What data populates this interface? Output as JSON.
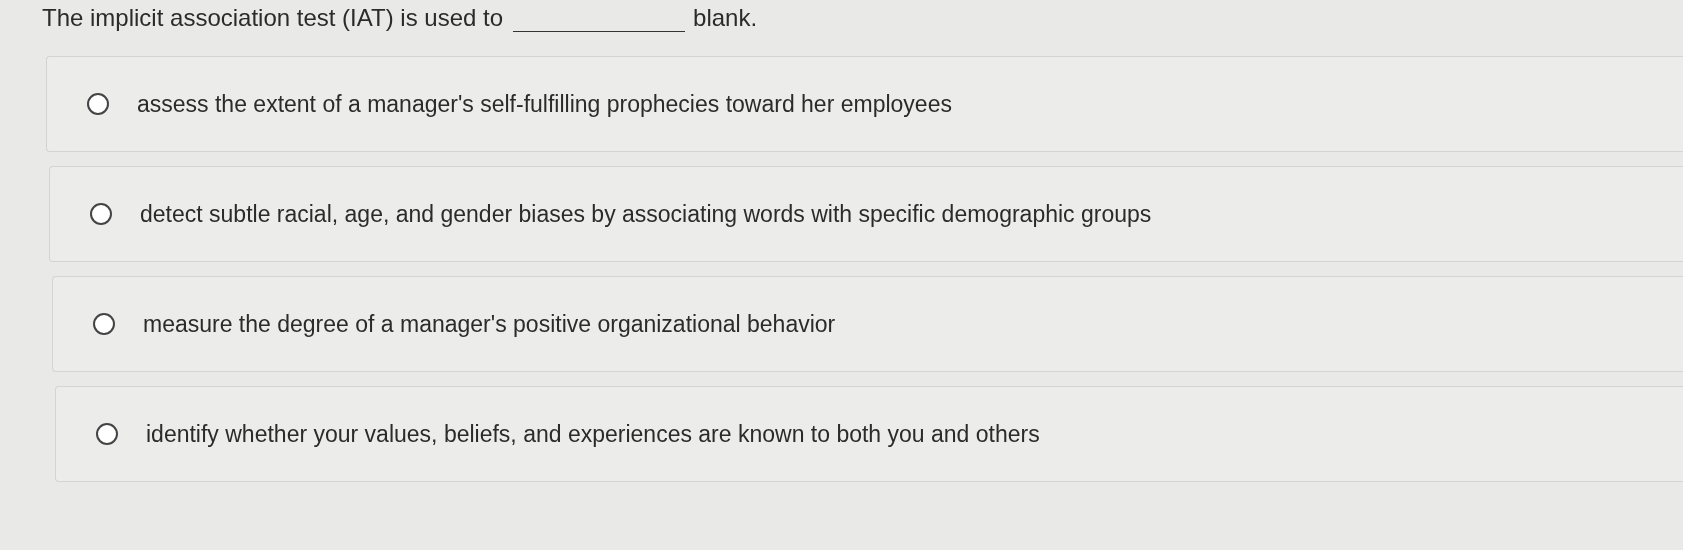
{
  "question": {
    "before": "The implicit association test (IAT) is used to",
    "after": "blank."
  },
  "options": [
    {
      "label": "assess the extent of a manager's self-fulfilling prophecies toward her employees",
      "selected": false
    },
    {
      "label": "detect subtle racial, age, and gender biases by associating words with specific demographic groups",
      "selected": false
    },
    {
      "label": "measure the degree of a manager's positive organizational behavior",
      "selected": false
    },
    {
      "label": "identify whether your values, beliefs, and experiences are known to both you and others",
      "selected": false
    }
  ]
}
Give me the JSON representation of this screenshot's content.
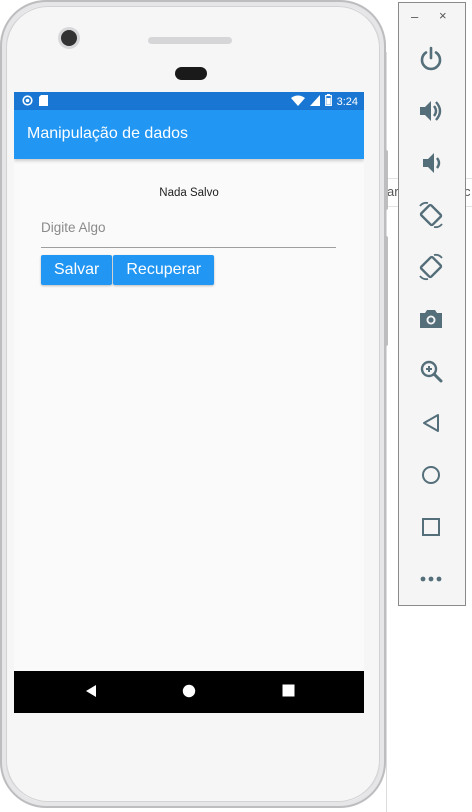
{
  "app": {
    "title": "Manipulação de dados",
    "status_text": "Nada Salvo",
    "input": {
      "placeholder": "Digite Algo",
      "value": ""
    },
    "buttons": {
      "save": "Salvar",
      "load": "Recuperar"
    }
  },
  "status_bar": {
    "time": "3:24"
  },
  "toolbar": {
    "minimize": "–",
    "close": "×"
  },
  "background_fragment": {
    "text_1": "ar",
    "text_2": "c"
  },
  "colors": {
    "primary": "#2196f3",
    "status_bar": "#1976d2",
    "nav_bar": "#000000",
    "toolbar_icon": "#546e7a"
  }
}
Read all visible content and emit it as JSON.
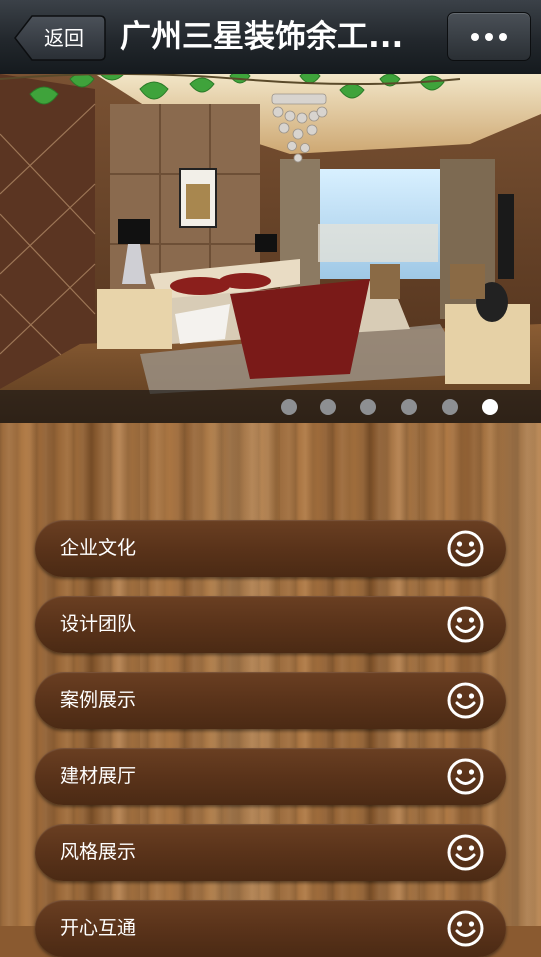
{
  "header": {
    "back_label": "返回",
    "title": "广州三星装饰余工...",
    "menu_icon": "more-dots-icon"
  },
  "banner": {
    "image": "bedroom-interior-photo",
    "pager": {
      "count": 6,
      "active_index": 5
    }
  },
  "menu": {
    "items": [
      {
        "label": "企业文化",
        "icon": "smiley-icon"
      },
      {
        "label": "设计团队",
        "icon": "smiley-icon"
      },
      {
        "label": "案例展示",
        "icon": "smiley-icon"
      },
      {
        "label": "建材展厅",
        "icon": "smiley-icon"
      },
      {
        "label": "风格展示",
        "icon": "smiley-icon"
      },
      {
        "label": "开心互通",
        "icon": "smiley-icon"
      }
    ]
  },
  "colors": {
    "header_bg": "#22272c",
    "menu_item_bg": "#5a331a",
    "pager_active": "#ffffff",
    "pager_inactive": "#8d8f92"
  }
}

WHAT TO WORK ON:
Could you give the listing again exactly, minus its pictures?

ANSWER SECTION:
What data populates this interface? Output as JSON.
{
  "question": {
    "before": "The implicit association test (IAT) is used to",
    "after": "blank."
  },
  "options": [
    {
      "label": "assess the extent of a manager's self-fulfilling prophecies toward her employees",
      "selected": false
    },
    {
      "label": "detect subtle racial, age, and gender biases by associating words with specific demographic groups",
      "selected": false
    },
    {
      "label": "measure the degree of a manager's positive organizational behavior",
      "selected": false
    },
    {
      "label": "identify whether your values, beliefs, and experiences are known to both you and others",
      "selected": false
    }
  ]
}
Give me the JSON representation of this screenshot's content.
{
  "app": {
    "title": "Manipulação de dados",
    "status_text": "Nada Salvo",
    "input": {
      "placeholder": "Digite Algo",
      "value": ""
    },
    "buttons": {
      "save": "Salvar",
      "load": "Recuperar"
    }
  },
  "status_bar": {
    "time": "3:24"
  },
  "toolbar": {
    "minimize": "–",
    "close": "×"
  },
  "background_fragment": {
    "text_1": "ar",
    "text_2": "c"
  },
  "colors": {
    "primary": "#2196f3",
    "status_bar": "#1976d2",
    "nav_bar": "#000000",
    "toolbar_icon": "#546e7a"
  }
}
Read all visible content and emit it as JSON.
{
  "header": {
    "back_label": "返回",
    "title": "广州三星装饰余工...",
    "menu_icon": "more-dots-icon"
  },
  "banner": {
    "image": "bedroom-interior-photo",
    "pager": {
      "count": 6,
      "active_index": 5
    }
  },
  "menu": {
    "items": [
      {
        "label": "企业文化",
        "icon": "smiley-icon"
      },
      {
        "label": "设计团队",
        "icon": "smiley-icon"
      },
      {
        "label": "案例展示",
        "icon": "smiley-icon"
      },
      {
        "label": "建材展厅",
        "icon": "smiley-icon"
      },
      {
        "label": "风格展示",
        "icon": "smiley-icon"
      },
      {
        "label": "开心互通",
        "icon": "smiley-icon"
      }
    ]
  },
  "colors": {
    "header_bg": "#22272c",
    "menu_item_bg": "#5a331a",
    "pager_active": "#ffffff",
    "pager_inactive": "#8d8f92"
  }
}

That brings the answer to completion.